It increases resistance until the value 255 is reached. After testing the code out, the 4th or 5th value is equal to max volume. When using a mechanical linear pot, the volume can be adjust in the first half a turn before reaching maximum volume. Am I doing anything wrong here? Any advice much appreciated!

When using a mechanical linear pot, the volume can be adjust in the first half a turn before reaching maximum volume.

Linear pot, or audio/logarithmic pot?

Audio taper example

Your hearing and your brain are proportional or logarithmic. .

For example, if you go from 1* to 2, that's in increase of +1, or +100% (or +6dB), which is a big obvious change.

If you go from 9 to 10, that also an increase of +1, but it's only about +10% (about +1dB) which is barely noticeable.

Or, you can think about 1 singer or guitar player vs 2 singers or guitar players.
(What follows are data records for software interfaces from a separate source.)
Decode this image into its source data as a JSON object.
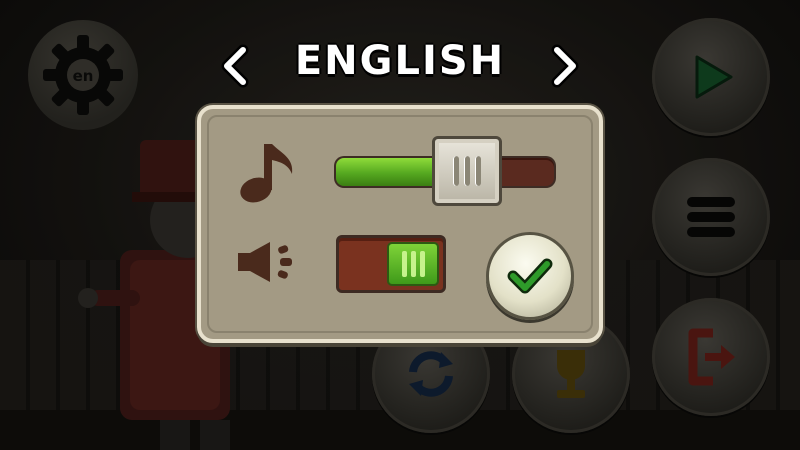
{
  "language": {
    "current": "ENGLISH",
    "badge": "en"
  },
  "settings": {
    "music_volume": 0.6,
    "sound_on": true
  },
  "colors": {
    "panel": "#a39a84",
    "panel_border": "#e8e1cd",
    "icon_brown": "#4a2a1c",
    "slider_green": "#6cc52c",
    "slider_track": "#5a2a1f",
    "check_green": "#2e9a2a"
  },
  "icons": {
    "language": "gear-icon",
    "previous": "chevron-left-icon",
    "next": "chevron-right-icon",
    "music": "music-note-icon",
    "sound": "speaker-icon",
    "confirm": "checkmark-icon",
    "play": "play-icon",
    "menu": "menu-icon",
    "exit": "exit-icon",
    "refresh": "refresh-icon",
    "trophy": "trophy-icon"
  }
}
If you have a group of 9 or 10 signers or guitar players, you might not notice if you add or subtract one.

You could do the thing with a length of rope... A 20-foot (or meter) length of rope is a LOT longer than a 10-foot length of rope. But, if your rope is 1000 feet long, a 10-foot difference doesn't seem like much.

• These numbers could represent signal voltage, or any other linear amplitude.